>> And even if they *got* attacked, it's quite possible that the upsides of not
>> bothering to do something outweighed the risks. If you estimate that the
>> cost (including "things you could have spent your time doing") is more than
>> the losses, why bother? "Even if we *got* whacked, we'd lose maybe $500. But
>> in the time I'd waste dealing with the issue, I could generate something that
>> will get us $2,000 in revenue. So if I fix it, I lose $1500, and if I ignore
>> it, I come out $1,500 ahead if we get hit, and $2,000 if we don't".
> so as a student worker, thats what, like a month of your time?
The guy definitely needs wire tapped and perhaps a psychologist. Especially when he started ranting about money and the value of human life in relation to security. I just hope Virgina Tech and the F.B.I get involved in montioring him for his comments, especially after the Virginia Tech massacre and the likes. We could have a fruit ball member of staff at the institute considering something criminal to cut corners in cyber security... or even something murderous in real life depending on what type of mental condition he has actually acquired to make him talk like this.

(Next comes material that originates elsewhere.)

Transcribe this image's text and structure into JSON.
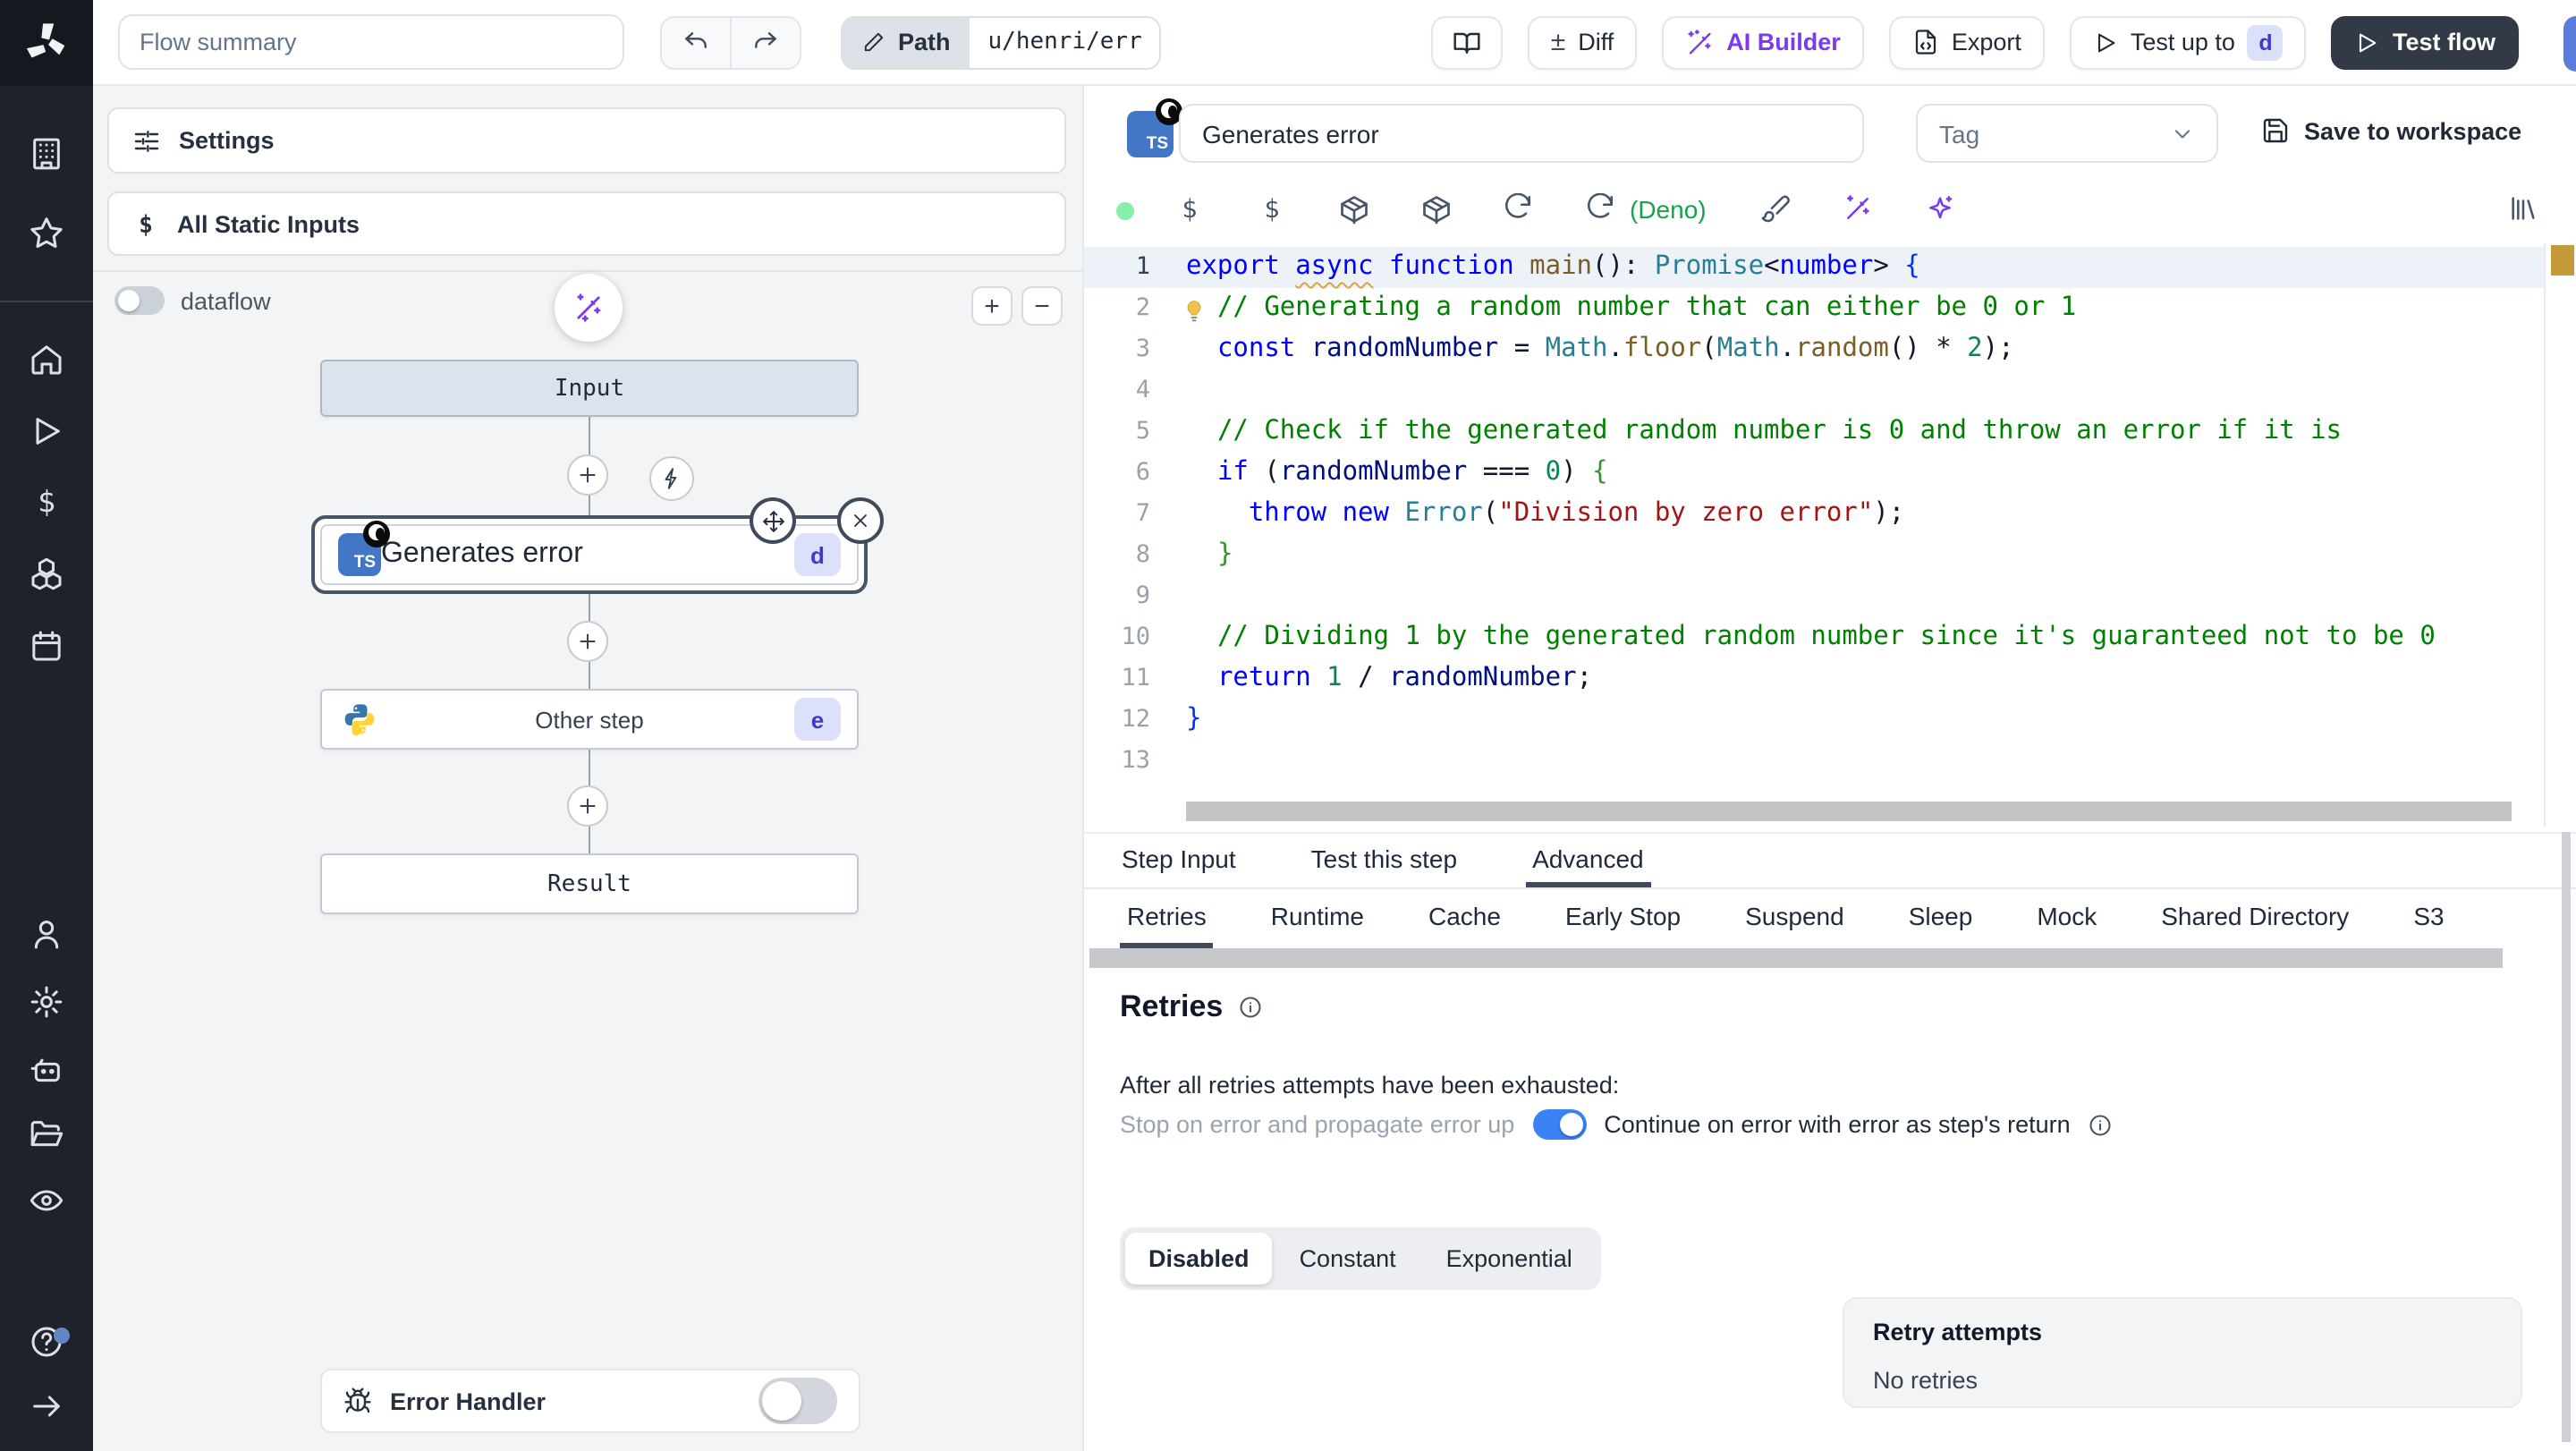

On Tue, Aug 5, 2008 at 9:57 PM, <Valdis.Kletnieks@vt.edu> wrote:
> They calculate a "value of a life", and use it to evaluate things like
> environmental and safety regulations: If a life is worth $5M, and the
> regulation is projected to save 500 lives (via lower risk of cancer, fewer car
> crashes, whatever), the regulation has to cost less than $2.5B to implement to
> be worth it. If it costs $2B, but only saves 50 lives, that's $40M per life
> and not worth it.
All the best,